Pastor's Pen: The remedy for being alone  

A famous comedian and actor committed suicide a few years back. On the surface, it would seem the man had everything the world would aspire to: international fame, lots of money, an adoring public.

But he was sadly tormented inside: a recent TV show he had been part of was canceled; he had recently been diagnosed with Parkinson’s disease; and he felt a great deal of guilt over divorcing his second wife, the mother of two of his children, and marrying again.

All of these things no doubt contributed to the tragic suicide in the summer of 2014 just a few weeks past this man’s 63rd birthday. But perhaps a quote from the comedian provides even more insight.

“I used to think that the worst thing in life was to end up alone,” the man once said. “It's not. The worst thing in life is to end up with people who make you feel alone.”

Was it the feeling of being alone that ultimately pushed this gifted comedian to such a place of despair?

The sense of being alone can lead to terrible consequences. We all intuitively understand this because it’s part of the human condition. Many in our day deal with problematic issues related to feeling alone, and especially so now in the midst of this pandemic that seems to go on and on.

Does the bible have anything to say about this? In Proverbs 18:24, it says something pretty remarkable, that God is actually “a friend who sticks closer than a brother.”

But here’s the catch. God has made His desire known for a deep, close, satisfying relationship with each of us but He has given us a free will to choose or reject this offer. Sadly many people, perhaps unaware that there is a God in heaven who knows everything about them and loves them, never think about responding to His love.

We learn a lot about God and about ourselves in the book of Genesis, the very first book of the bible. Probably everyone reading this column is familiar with the story of Adam and Eve in the Garden of Eden and how the serpent tempted Eve, ultimately leading to both Eve and Adam partaking of “the fruit of the knowledge of good and evil” that God had forbidden them to eat.

God had warned Adam that if he ate of the fruit he would die. And that’s what happened. Adam and Eve were created in the image of God (as all of us are) and were designed to live forever. But the initial act of sin caused Adam and Eve to die spiritually at first and then years later to die physically.
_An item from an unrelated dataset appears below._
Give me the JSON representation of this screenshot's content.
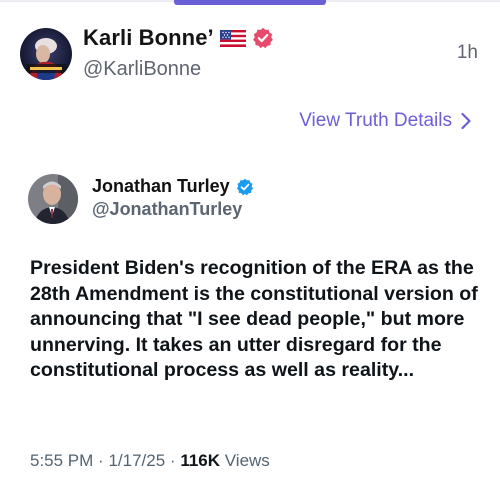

The act of sin also meant that Adam and Eve were forced out of the Garden where they had previously met regularly with God and walked with Him in the cool of the day. The fellowship with God and man was broken in the Garden of Eden and has remained broken ever since. This was the risk God took when He created us and gave us a free will to accept or reject Him.

The good news is that God has made a way for that fellowship to be restored. Initially, He made provision for man’s sins to be “covered” by the sacrifice of an innocent animal. The animal symbolically would die in the place of the person who had sinned and was guilty. The animal’s blood would “cover” the sin and relieve the guilt. But this was an imperfect sacrifice. It covered man’s guilt but another sacrifice was required when man sinned again.

This animal sacrifice pointed to the sacrifice of the Son of God, the Lord Jesus Christ, on the cross. Jesus, whose blood was completely pure since He had never sinned, accepted all the sins of man upon Himself and became “guilty” on our behalf. As the “Lamb of God,” He suffered and died in our place and now His shed blood covers the sins of every person who is truly sorry for their sins and cries out to God to be forgiven. It is called repentance.

This is the remedy provided by God to restore the intimate fellowship with man that was broken way back in the Garden of Eden. There is no other remedy.

In the book of Acts it is written that there is no other Name given by which people can be saved but the Name of Jesus. “There is salvation in no one else,” it says in Acts 4:12. Jesus Himself said, “I am the way and the truth and the life, no one comes to the Father except through me” (John 14:6).

Either that’s true or it’s not. I believe it’s true because when I called out to Jesus to forgive my sins in 1978. He came and changed me from within, just as He promised He would do. He’s there. He’s real. He’s loves us, and more importantly He personally loves you the reader of this column.

As we begin to observe the season of Lent in 2021, it’s good to remember there is a God in heaven who loved us so much that He created us in His image, gave us a free will, and then provided a way through the terrible death of His Son for us to be restored to fellowship with Him again, to know we’re not alone in this world that is often such a painful and broken place.

God’s promise is, “I’ll never leave you nor forsake you” (Hebrews 13:5).

For those of us who have recognized our own sinfulness and cried out to God to receive us as His children through the sacrifice of Jesus, the promise is that He’ll come to live within us, changing our hearts and make us more like Him. He’ll walk with us through every storm and trial and valley of life, He’ll forgive us when we sin again and ask Him for mercy, and when we die, we’ll have the blessed assurance of going to be where He is in heaven.

He loves us with an everlasting love and wants us to come to Him. And while we’re here, He wants us to know (that) if we have Him in our lives, we’re never alone.